"And yet the concluding paragraph of the referenced article states: 'In short, it's pretty hard to get good data on the issue.'"
This is very decontextualized. Your disagreement with Amanda is clearly designed to make her appear wrong. She is not wrong. This Mercury article is indeed poor research, and numerous social science researchers have, in fact, interviewed homeless people, including panhandlers. There is also definitely much data, as good as it gets anyway without doing large population longitudinal studies (a veritable impossibility with homeless people and panhandling), on panhandling income.
Her main point seems to have been based on the fact that even the most amateur Googler could quickly find the source used in the Mercury article. Further, she suggests that it is very unlikely that the Mercury writer did not use the same article she found through such a method due to its similarity with the Sherlock Holmes introduction. Based on her comment, I would guess she thinks that the article she cited is poor research as well, because it is. Her overall message then, as I read it, is that this was lazy research based on one lame article that appears right away from a simple Google search and that it hardly qualifies as research, and I agree. This all seems to have gone over your head.
BTW, it wouldn't have been so bad had the author not taken such an authoritative academic stance. His work clearly does not hold up to the stance he has taken, and anyone who thinks this work cuts it academically is obviously ignorant of how social science knowledge is constructed.
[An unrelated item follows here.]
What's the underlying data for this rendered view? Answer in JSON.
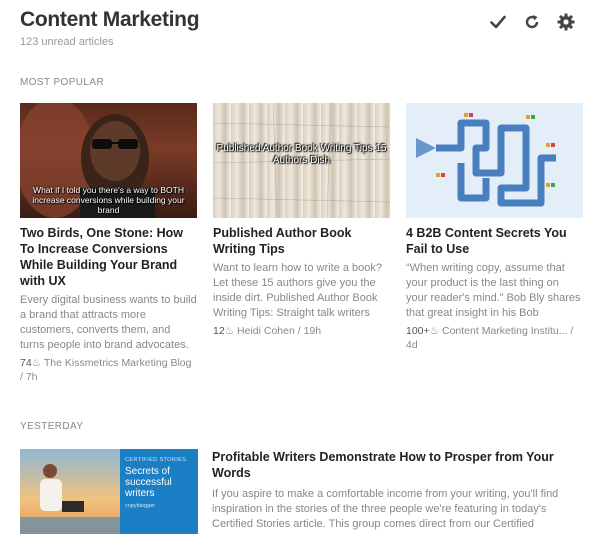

Funny to see this today. I nearly posted an I,A myself on a similar topic after my experience biking up Broadway to PSU this morning. First, some asshole rocking some earbuds and a woman who looked like his mom jaywalked from Pioneer Square directly into my path, apparently not even seeing me until I nearly mowed him down as I went through the green light. Is it that if someone doesn't hear a motor, they don't even bother looking?
Then, when I got up around the campus, I came across two groups of 15-20 students who casually jaywalked into my path, the bike lane, at both Montgomery and Harrison. The jaywalking is not what bothers me most, it's the outright oblivion of these morons, college students no less, who I see jaywalking in front of cars, bikes, and buses every day around PSU. Mommy and Daddy seem to have never taught them to look both ways, or even one in these instances, before crossing. Many seem to not even know what the signal indicates or even if there is a signal. It's only a matter of time before someone gets run over.
And, like you, I also frequently encounter people just standing in that bike lane on Broadway waiting to cross, again totally oblivious to the fact they're standing in a right of way. I almost always tell them as I ride by that they're standing in a bike lane, but they just look at me totally dumbfounded or with some look of indignation. Super annoying.
Wrong, Todd. You've obviously been seduced by the highfalutin vocabulary this prick has used. Pickup as a single word is, at least strictly grammatically speaking, a noun and conveys the idea of connecting with a desired person for sex. The grammatically correct way of expressing the idea of grabbing something, even in a metaphorical sense as expressed in this I,A, is the phrasal verb pick up (two words).
All contents © Index Newspapers, LLC
Contact Info |
Production Guidelines |